The aim of this editorial note is to interpreter the assumption that muscle fiber has indeed memory ability. Muscle memory is a relatively new feature of all the characteristics ascribed to skeletal muscle cell (fiber). Muscle cell capacity to unite and fuse with a neighboring cell is defined as 'syncytium' and it exists in the first cell development, but also as a result of the development of muscular strength and mass. Basically, 'syncytium' feature and extra cell nuclei are evidence of the ability to learn and remember cell hypertrophy. Following a strength/power training there is fusion of myocell sarcolemma with the basement membrane 'adult stem cells' located near the myocell. The myocell nuclei further enable the cell to increase the production of ribosomes and proteins synthesis in the cell and thus can increase the weight and the size.
Hypertrophic muscle cell, even then not exposed to strength/power training, keeps the number of nuclei for years.

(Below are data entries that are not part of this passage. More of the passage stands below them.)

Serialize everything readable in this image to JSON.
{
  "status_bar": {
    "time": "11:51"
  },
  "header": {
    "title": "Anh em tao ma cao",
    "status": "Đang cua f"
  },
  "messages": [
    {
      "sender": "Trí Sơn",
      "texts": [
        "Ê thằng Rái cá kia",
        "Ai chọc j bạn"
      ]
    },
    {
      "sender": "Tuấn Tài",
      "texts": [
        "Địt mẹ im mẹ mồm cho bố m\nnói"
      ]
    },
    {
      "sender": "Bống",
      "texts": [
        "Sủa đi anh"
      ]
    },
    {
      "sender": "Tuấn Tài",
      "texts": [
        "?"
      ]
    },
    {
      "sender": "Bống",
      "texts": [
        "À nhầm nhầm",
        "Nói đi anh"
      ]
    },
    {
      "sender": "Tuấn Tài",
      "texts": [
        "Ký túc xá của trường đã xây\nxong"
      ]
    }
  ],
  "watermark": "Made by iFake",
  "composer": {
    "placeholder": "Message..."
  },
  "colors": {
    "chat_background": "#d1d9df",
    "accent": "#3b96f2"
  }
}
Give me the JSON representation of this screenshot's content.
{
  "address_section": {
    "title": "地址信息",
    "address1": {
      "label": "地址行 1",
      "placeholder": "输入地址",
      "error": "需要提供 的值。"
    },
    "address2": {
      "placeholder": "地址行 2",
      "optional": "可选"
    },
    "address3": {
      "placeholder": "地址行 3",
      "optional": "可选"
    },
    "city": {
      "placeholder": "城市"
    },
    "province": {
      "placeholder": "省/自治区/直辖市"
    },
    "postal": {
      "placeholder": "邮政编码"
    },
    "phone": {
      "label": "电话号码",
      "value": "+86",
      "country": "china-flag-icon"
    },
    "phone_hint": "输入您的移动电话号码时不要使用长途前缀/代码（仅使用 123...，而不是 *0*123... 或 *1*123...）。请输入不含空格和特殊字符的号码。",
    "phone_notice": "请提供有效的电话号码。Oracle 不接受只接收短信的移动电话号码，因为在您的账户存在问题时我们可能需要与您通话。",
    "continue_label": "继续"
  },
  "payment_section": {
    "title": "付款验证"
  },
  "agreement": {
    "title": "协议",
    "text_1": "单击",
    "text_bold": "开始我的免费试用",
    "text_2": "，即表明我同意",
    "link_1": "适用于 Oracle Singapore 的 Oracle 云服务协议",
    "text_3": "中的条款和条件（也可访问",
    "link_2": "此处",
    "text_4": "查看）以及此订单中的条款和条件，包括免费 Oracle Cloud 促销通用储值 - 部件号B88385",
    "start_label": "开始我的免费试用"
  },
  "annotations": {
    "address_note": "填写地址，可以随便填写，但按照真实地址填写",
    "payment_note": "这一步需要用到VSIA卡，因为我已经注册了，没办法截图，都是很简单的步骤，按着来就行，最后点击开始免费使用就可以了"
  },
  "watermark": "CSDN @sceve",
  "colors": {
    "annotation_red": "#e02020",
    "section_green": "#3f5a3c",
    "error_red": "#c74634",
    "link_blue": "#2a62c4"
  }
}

Moreover, if the myocell returns to strength/power training will have priority to develop muscle strength and mass faster and higher, because of the historical memory when united and fused with 'adult stem cells' and acquired nuclei that years later allows him to re build muscle mass.